Task material: Begin
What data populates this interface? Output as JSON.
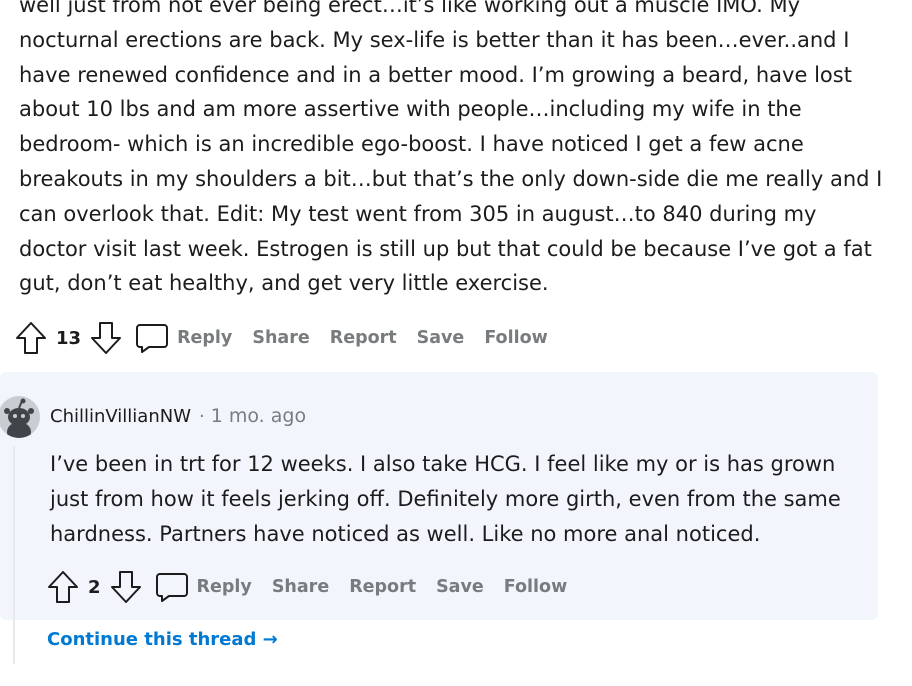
{
  "parent_comment": {
    "text": "well just from not ever being erect…it’s like working out a muscle IMO. My nocturnal erections are back. My sex-life is better than it has been…ever..and I have renewed confidence and in a better mood. I’m growing a beard, have lost about 10 lbs and am more assertive with people…including my wife in the bedroom- which is an incredible ego-boost. I have noticed I get a few acne breakouts in my shoulders a bit…but that’s the only down-side die me really and I can overlook that. Edit: My test went from 305 in august…to 840 during my doctor visit last week. Estrogen is still up but that could be because I’ve got a fat gut, don’t eat healthy, and get very little exercise.",
    "score": "13",
    "actions": {
      "reply": "Reply",
      "share": "Share",
      "report": "Report",
      "save": "Save",
      "follow": "Follow"
    }
  },
  "child_comment": {
    "username": "ChillinVillianNW",
    "separator": "·",
    "timestamp": "1 mo. ago",
    "text": "I’ve been in trt for 12 weeks. I also take HCG. I feel like my or is has grown just from how it feels jerking off. Definitely more girth, even from the same hardness. Partners have noticed as well. Like no more anal noticed.",
    "score": "2",
    "actions": {
      "reply": "Reply",
      "share": "Share",
      "report": "Report",
      "save": "Save",
      "follow": "Follow"
    }
  },
  "continue_thread": "Continue this thread →",
  "icons": {
    "upvote": "upvote-arrow-icon",
    "downvote": "downvote-arrow-icon",
    "comment": "comment-bubble-icon",
    "avatar": "snoo-avatar"
  },
  "colors": {
    "text": "#1c1c1c",
    "muted": "#787c7e",
    "link": "#0079d3",
    "card_bg": "#f2f5fc"
  }
}
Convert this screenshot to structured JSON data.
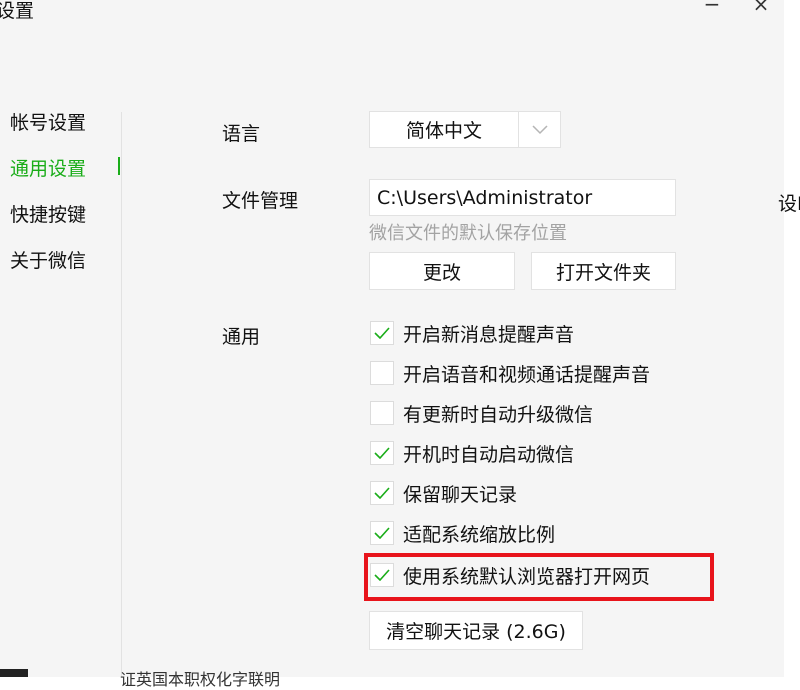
{
  "window": {
    "title": "设置",
    "minimize_glyph": "−",
    "close_glyph": "×"
  },
  "sidebar": {
    "items": [
      {
        "label": "帐号设置",
        "active": false
      },
      {
        "label": "通用设置",
        "active": true
      },
      {
        "label": "快捷按键",
        "active": false
      },
      {
        "label": "关于微信",
        "active": false
      }
    ]
  },
  "language": {
    "label": "语言",
    "selected": "简体中文"
  },
  "file_management": {
    "label": "文件管理",
    "path_value": "C:\\Users\\Administrator",
    "hint": "微信文件的默认保存位置",
    "change_button": "更改",
    "open_folder_button": "打开文件夹",
    "cut_off_text": "设I"
  },
  "general": {
    "label": "通用",
    "options": [
      {
        "label": "开启新消息提醒声音",
        "checked": true
      },
      {
        "label": "开启语音和视频通话提醒声音",
        "checked": false
      },
      {
        "label": "有更新时自动升级微信",
        "checked": false
      },
      {
        "label": "开机时自动启动微信",
        "checked": true
      },
      {
        "label": "保留聊天记录",
        "checked": true
      },
      {
        "label": "适配系统缩放比例",
        "checked": true
      },
      {
        "label": "使用系统默认浏览器打开网页",
        "checked": true
      }
    ],
    "clear_history_button": "清空聊天记录 (2.6G)"
  },
  "footer": {
    "cut_off_text": "证英国本职权化字联明"
  },
  "colors": {
    "accent": "#1aad19",
    "highlight": "#e8141b",
    "hint": "#a3a3a3"
  },
  "icons": {
    "checkmark": "check-icon",
    "dropdown_arrow": "chevron-down-icon"
  }
}
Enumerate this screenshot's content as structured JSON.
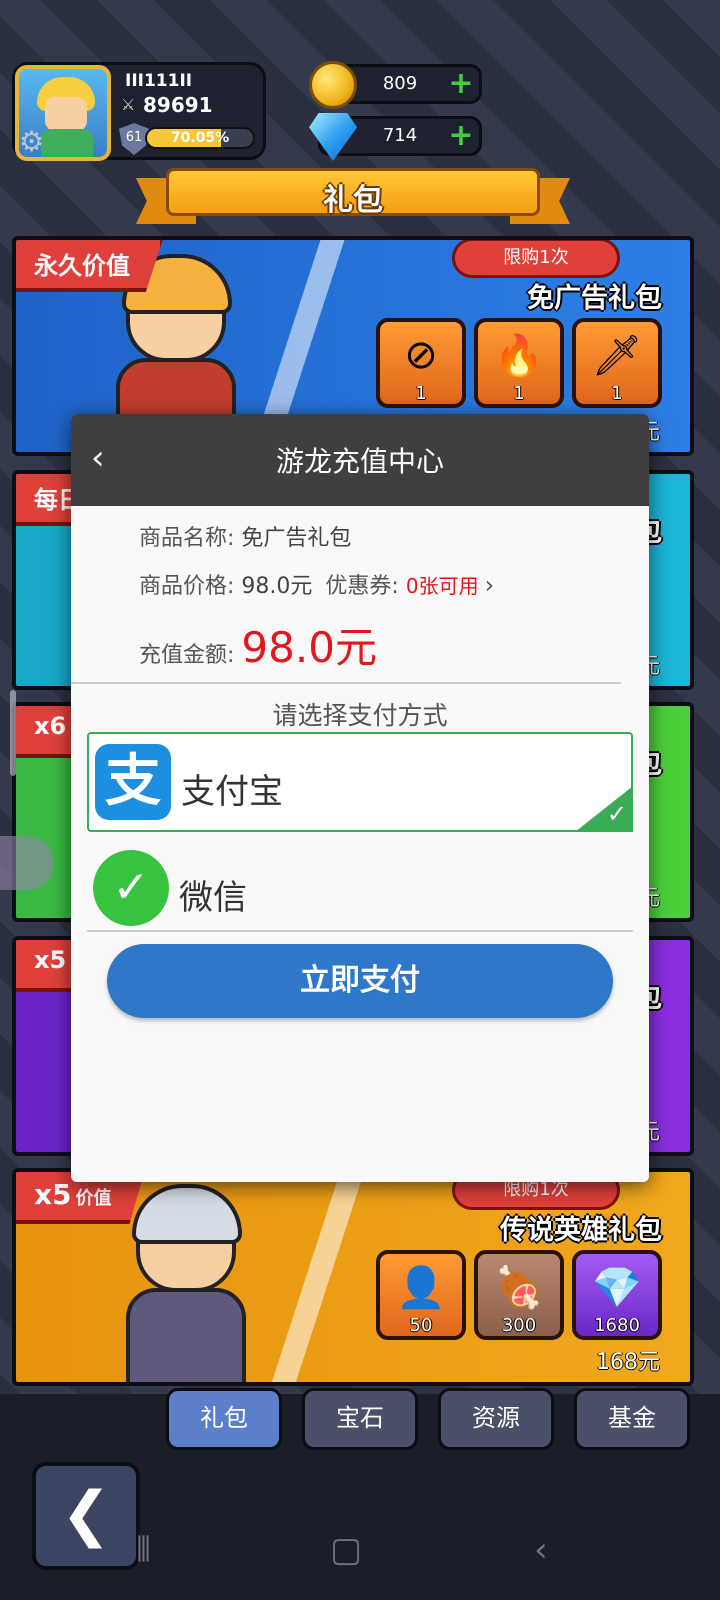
{
  "player": {
    "name": "III111II",
    "power": "89691",
    "level": "61",
    "xp_percent": 70.05,
    "xp_text": "70.05%"
  },
  "currency": {
    "coins": "809",
    "gems": "714"
  },
  "header": {
    "title": "礼包"
  },
  "cards": [
    {
      "tag": "永久价值",
      "limit": "限购1次",
      "name": "免广告礼包",
      "items": [
        "1",
        "1",
        "1"
      ],
      "price": "元"
    },
    {
      "tag": "每日",
      "name": "礼包",
      "price": "元"
    },
    {
      "tag": "x6",
      "name": "包",
      "price": "元"
    },
    {
      "tag": "x5",
      "name": "包",
      "price": "元"
    },
    {
      "tag": "x5",
      "tag_suffix": "价值",
      "limit": "限购1次",
      "name": "传说英雄礼包",
      "items": [
        "50",
        "300",
        "1680"
      ],
      "price": "168元"
    }
  ],
  "dialog": {
    "title": "游龙充值中心",
    "product_label": "商品名称:",
    "product_value": "免广告礼包",
    "price_label": "商品价格:",
    "price_value": "98.0元",
    "coupon_label": "优惠券:",
    "coupon_value": "0张可用",
    "amount_label": "充值金额:",
    "amount_value": "98.0元",
    "choose_text": "请选择支付方式",
    "methods": [
      {
        "label": "支付宝",
        "icon_char": "支",
        "selected": true
      },
      {
        "label": "微信",
        "icon_char": "✓",
        "selected": false
      }
    ],
    "pay_button": "立即支付"
  },
  "tabs": [
    {
      "label": "礼包",
      "active": true
    },
    {
      "label": "宝石",
      "active": false
    },
    {
      "label": "资源",
      "active": false
    },
    {
      "label": "基金",
      "active": false
    }
  ],
  "colors": {
    "accent_red": "#e1171e",
    "alipay_blue": "#1c8fe0",
    "wechat_green": "#37c23f",
    "pay_button": "#2f78c9",
    "selected_border": "#3aab56"
  }
}
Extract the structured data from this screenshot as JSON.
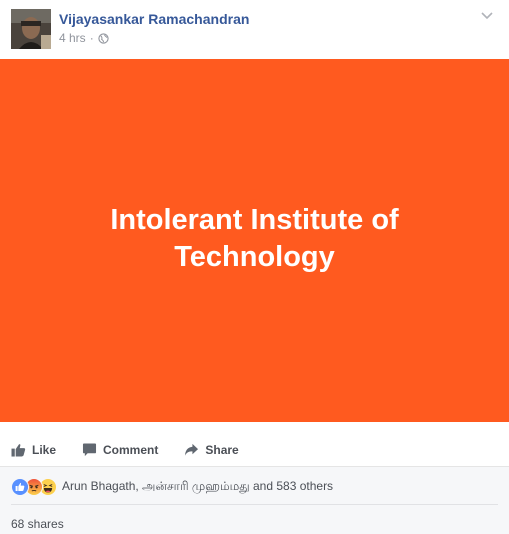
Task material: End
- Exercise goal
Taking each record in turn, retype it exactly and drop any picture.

- Solution to this exercise
What data populates this interface? Output as JSON.
{
  "parent_comment": {
    "text": "well just from not ever being erect…it’s like working out a muscle IMO. My nocturnal erections are back. My sex-life is better than it has been…ever..and I have renewed confidence and in a better mood. I’m growing a beard, have lost about 10 lbs and am more assertive with people…including my wife in the bedroom- which is an incredible ego-boost. I have noticed I get a few acne breakouts in my shoulders a bit…but that’s the only down-side die me really and I can overlook that. Edit: My test went from 305 in august…to 840 during my doctor visit last week. Estrogen is still up but that could be because I’ve got a fat gut, don’t eat healthy, and get very little exercise.",
    "score": "13",
    "actions": {
      "reply": "Reply",
      "share": "Share",
      "report": "Report",
      "save": "Save",
      "follow": "Follow"
    }
  },
  "child_comment": {
    "username": "ChillinVillianNW",
    "separator": "·",
    "timestamp": "1 mo. ago",
    "text": "I’ve been in trt for 12 weeks. I also take HCG. I feel like my or is has grown just from how it feels jerking off. Definitely more girth, even from the same hardness. Partners have noticed as well. Like no more anal noticed.",
    "score": "2",
    "actions": {
      "reply": "Reply",
      "share": "Share",
      "report": "Report",
      "save": "Save",
      "follow": "Follow"
    }
  },
  "continue_thread": "Continue this thread →",
  "icons": {
    "upvote": "upvote-arrow-icon",
    "downvote": "downvote-arrow-icon",
    "comment": "comment-bubble-icon",
    "avatar": "snoo-avatar"
  },
  "colors": {
    "text": "#1c1c1c",
    "muted": "#787c7e",
    "link": "#0079d3",
    "card_bg": "#f2f5fc"
  }
}
Convert this screenshot to structured JSON data.
{
  "window": {
    "title": "设置",
    "minimize_glyph": "−",
    "close_glyph": "×"
  },
  "sidebar": {
    "items": [
      {
        "label": "帐号设置",
        "active": false
      },
      {
        "label": "通用设置",
        "active": true
      },
      {
        "label": "快捷按键",
        "active": false
      },
      {
        "label": "关于微信",
        "active": false
      }
    ]
  },
  "language": {
    "label": "语言",
    "selected": "简体中文"
  },
  "file_management": {
    "label": "文件管理",
    "path_value": "C:\\Users\\Administrator",
    "hint": "微信文件的默认保存位置",
    "change_button": "更改",
    "open_folder_button": "打开文件夹",
    "cut_off_text": "设I"
  },
  "general": {
    "label": "通用",
    "options": [
      {
        "label": "开启新消息提醒声音",
        "checked": true
      },
      {
        "label": "开启语音和视频通话提醒声音",
        "checked": false
      },
      {
        "label": "有更新时自动升级微信",
        "checked": false
      },
      {
        "label": "开机时自动启动微信",
        "checked": true
      },
      {
        "label": "保留聊天记录",
        "checked": true
      },
      {
        "label": "适配系统缩放比例",
        "checked": true
      },
      {
        "label": "使用系统默认浏览器打开网页",
        "checked": true
      }
    ],
    "clear_history_button": "清空聊天记录 (2.6G)"
  },
  "footer": {
    "cut_off_text": "证英国本职权化字联明"
  },
  "colors": {
    "accent": "#1aad19",
    "highlight": "#e8141b",
    "hint": "#a3a3a3"
  },
  "icons": {
    "checkmark": "check-icon",
    "dropdown_arrow": "chevron-down-icon"
  }
}
Enumerate this screenshot's content as structured JSON.
{
  "player": {
    "name": "III111II",
    "power": "89691",
    "level": "61",
    "xp_percent": 70.05,
    "xp_text": "70.05%"
  },
  "currency": {
    "coins": "809",
    "gems": "714"
  },
  "header": {
    "title": "礼包"
  },
  "cards": [
    {
      "tag": "永久价值",
      "limit": "限购1次",
      "name": "免广告礼包",
      "items": [
        "1",
        "1",
        "1"
      ],
      "price": "元"
    },
    {
      "tag": "每日",
      "name": "礼包",
      "price": "元"
    },
    {
      "tag": "x6",
      "name": "包",
      "price": "元"
    },
    {
      "tag": "x5",
      "name": "包",
      "price": "元"
    },
    {
      "tag": "x5",
      "tag_suffix": "价值",
      "limit": "限购1次",
      "name": "传说英雄礼包",
      "items": [
        "50",
        "300",
        "1680"
      ],
      "price": "168元"
    }
  ],
  "dialog": {
    "title": "游龙充值中心",
    "product_label": "商品名称:",
    "product_value": "免广告礼包",
    "price_label": "商品价格:",
    "price_value": "98.0元",
    "coupon_label": "优惠券:",
    "coupon_value": "0张可用",
    "amount_label": "充值金额:",
    "amount_value": "98.0元",
    "choose_text": "请选择支付方式",
    "methods": [
      {
        "label": "支付宝",
        "icon_char": "支",
        "selected": true
      },
      {
        "label": "微信",
        "icon_char": "✓",
        "selected": false
      }
    ],
    "pay_button": "立即支付"
  },
  "tabs": [
    {
      "label": "礼包",
      "active": true
    },
    {
      "label": "宝石",
      "active": false
    },
    {
      "label": "资源",
      "active": false
    },
    {
      "label": "基金",
      "active": false
    }
  ],
  "colors": {
    "accent_red": "#e1171e",
    "alipay_blue": "#1c8fe0",
    "wechat_green": "#37c23f",
    "pay_button": "#2f78c9",
    "selected_border": "#3aab56"
  }
}
Extract the structured data from this screenshot as JSON.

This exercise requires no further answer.